Fields of Fire
is a historical novel by former Virginia Senator James Webb, who ran for president in the 2016 presidential election. Released in 1978, the book is loosely based on Webb’s experiences as a Marine during the Vietnam War. The book is widely regarded as one of the best fictional accounts of the war, The Washington Post
calling it one of the “great American war novels.”
The novel begins in 1969 and focuses on three main characters: Snake, Hodges, and Senator. The Vietnam War is in full swing and soldiers either enlist voluntarily or are drafted. Senator, a Harvard student from a well-to-do family, is drafted, unlike his friends who find various ways to dodge. Although he doesn’t know what he is in for in Vietnam, he faces the challenge head-on.
Unlike Senator, Snake enlists on his own. His upbringing has been considerably more difficult than Senator’s, growing up on the wrong side of town, going from job to job, and experimenting with drugs. He is also a good fighter. One day, after getting a tattoo that says, “Death Before Dishonor,” Snake walks into the recruitment office and enlists in the Marines. He shows promise at boot camp and other recruits look up to him.
Hodges enlists as well. His decision largely rests on the weight of his ancestors, who fought in wars in the past. His father had fought as well and died fighting the Germans in France before Hodges was born. Every Sunday, Hodges visits his grandmother and they talk about his father and the other brave ancestors who fought for their country. For Hodges, there doesn’t seem much of a choice. To go to war is in his blood.
Hodges is processed in Da Nang. One night, the camp is attacked. At first, Hodges is excited to finally be part of a battle, but his taste for war soon sours when a dismembered hand falls near him after a bomb explodes. Meanwhile, Snake is quickly thrust into bloody battle.
The three main characters’ stories intertwine throughout battles and their duties in the An Hoa Basin. Snake finds Hodges amusing. Senator is upset by the smells and horrors he faces in the jungle, and by the injustice done by some of his fellow Americans. This puts him at odds with Snake, who tells him that no one likes war but he should get over it and fight.
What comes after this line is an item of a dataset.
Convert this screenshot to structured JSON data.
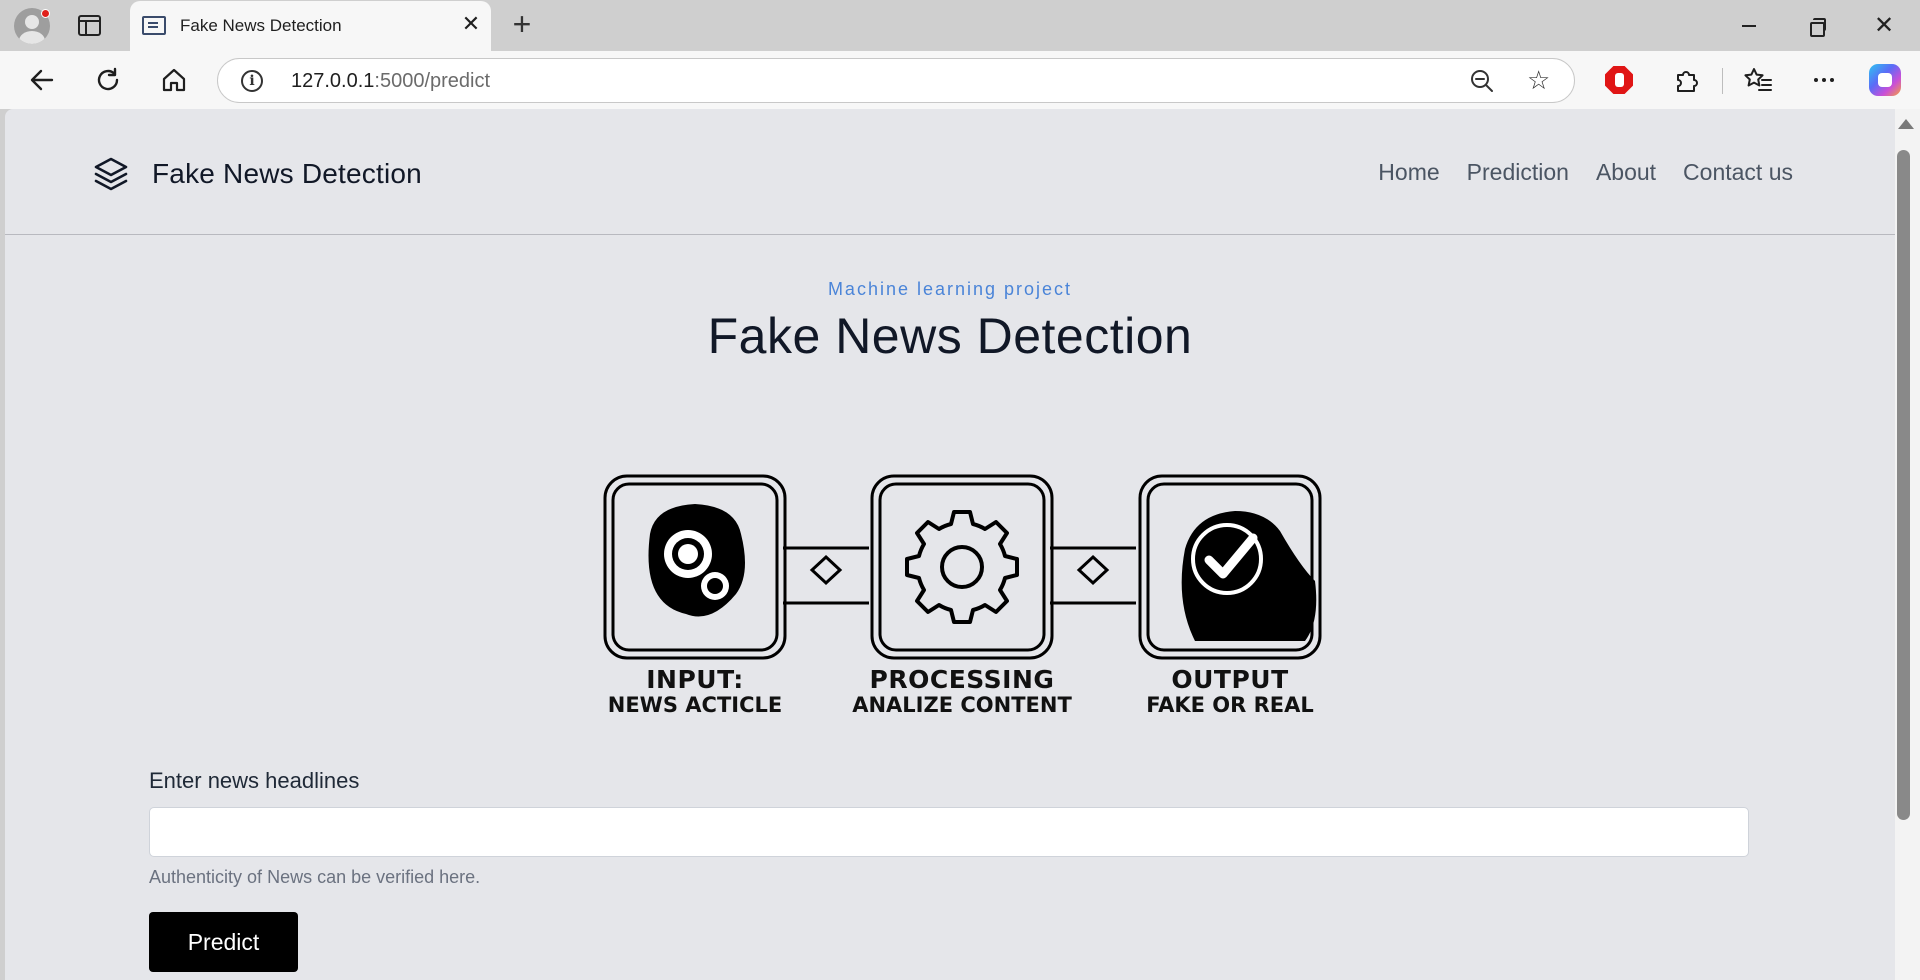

Meanwhile, all three, along with a colorful cast of supporting characters, must outwit the enemy in ruined villages, trenches, and steamy forest. Friends are hit or run into booby traps. They also must survive the elements, wading in high water with leeches and cutting through sharp elephant grass taller than them, which hides ambushers.
Hodges is injured and sent to Okinawa to recover. When he returns to Vietnam, he reunites with Snake who treats him like a brother. Meanwhile, Snake is coming up to the end of his enlistment term. With nothing at home worth returning to, he signs for an extension.
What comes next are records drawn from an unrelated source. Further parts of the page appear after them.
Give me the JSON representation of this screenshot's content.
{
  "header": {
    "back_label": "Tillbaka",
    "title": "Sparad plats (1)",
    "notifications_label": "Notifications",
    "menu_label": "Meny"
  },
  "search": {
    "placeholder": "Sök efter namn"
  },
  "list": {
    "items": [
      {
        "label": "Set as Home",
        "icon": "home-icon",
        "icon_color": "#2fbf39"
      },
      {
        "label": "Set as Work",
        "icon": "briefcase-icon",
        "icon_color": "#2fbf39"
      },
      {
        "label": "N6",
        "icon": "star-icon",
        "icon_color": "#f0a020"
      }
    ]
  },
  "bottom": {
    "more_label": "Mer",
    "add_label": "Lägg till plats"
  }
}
The soldiers face intense opposition in what they call the Arizona Valley, which they must again cross deep water to get to. Senator and his men are pinned down in a cemetery. Snake’s team goes to their rescue. When Snake finds Senator in a hole, he is in rough shape. Hodges and his men come to their aid, but by the time they arrive, the fighting has intensified. Snake pulls Senator over his shoulders and runs out of the hole, but he trips and is completely exposed. He is killed immediately by machine gun fire in front of Hodges’ eyes. Hodges is also killed. Senator loses a leg.
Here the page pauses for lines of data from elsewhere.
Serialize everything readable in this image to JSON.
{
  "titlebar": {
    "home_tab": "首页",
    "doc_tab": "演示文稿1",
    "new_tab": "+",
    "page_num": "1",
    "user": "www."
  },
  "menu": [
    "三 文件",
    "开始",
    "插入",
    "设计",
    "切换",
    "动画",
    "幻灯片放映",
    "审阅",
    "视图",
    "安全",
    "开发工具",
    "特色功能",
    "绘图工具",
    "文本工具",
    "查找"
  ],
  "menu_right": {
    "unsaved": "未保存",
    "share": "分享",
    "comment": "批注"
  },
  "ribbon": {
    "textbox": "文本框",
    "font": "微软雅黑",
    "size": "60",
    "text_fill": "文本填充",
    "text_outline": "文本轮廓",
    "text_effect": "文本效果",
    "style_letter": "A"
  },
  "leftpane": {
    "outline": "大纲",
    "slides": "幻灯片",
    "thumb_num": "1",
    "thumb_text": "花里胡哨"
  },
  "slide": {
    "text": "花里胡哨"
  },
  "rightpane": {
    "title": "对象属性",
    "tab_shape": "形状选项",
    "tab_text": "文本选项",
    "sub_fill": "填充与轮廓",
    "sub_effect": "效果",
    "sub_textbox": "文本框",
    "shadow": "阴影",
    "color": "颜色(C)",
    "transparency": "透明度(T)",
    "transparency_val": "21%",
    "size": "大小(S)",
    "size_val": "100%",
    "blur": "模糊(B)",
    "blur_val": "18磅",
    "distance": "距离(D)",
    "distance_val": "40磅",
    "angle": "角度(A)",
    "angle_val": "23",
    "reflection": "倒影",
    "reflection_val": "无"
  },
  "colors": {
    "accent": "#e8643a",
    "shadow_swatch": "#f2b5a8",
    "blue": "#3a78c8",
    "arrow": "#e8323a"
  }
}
Senator’s homecoming is tough for him. The war and his new mechanical leg make him bitter. When his parents arrange a homecoming party, Senator gives a horrific speech that sends everyone out the door within minutes. He apologizes to his parents, but they don’t know how to accommodate him. He sits alone in his room in the dark doing nothing.
Since Webb was a Marine himself, the book’s style is a boots-on-the-ground account of soldier life in Vietnam. From this angle, Webb explores how the atrocities of battle affected the young men, drafted or otherwise, during and after the war. Although the themes of loyalty and bravery are prevalent throughout the novel, the book is decidedly anti-war. Instead, it is pro-human. The focus is on the people rather than the politics or strategy of the war.
The book also explores the question of whether or not the Vietnam War was worth it. The historical consensus from Americans seems to indicate that it was a waste of resources and men. However, the book asserts from the Asian perspective that had the United States not intervened, communism would have spread throughout the continent. Because the communist forces were forced to commit so many resources to the Vietnam War, the ideology did not engulf Asia. In that way, the sacrifices made by American soldiers were not in vain.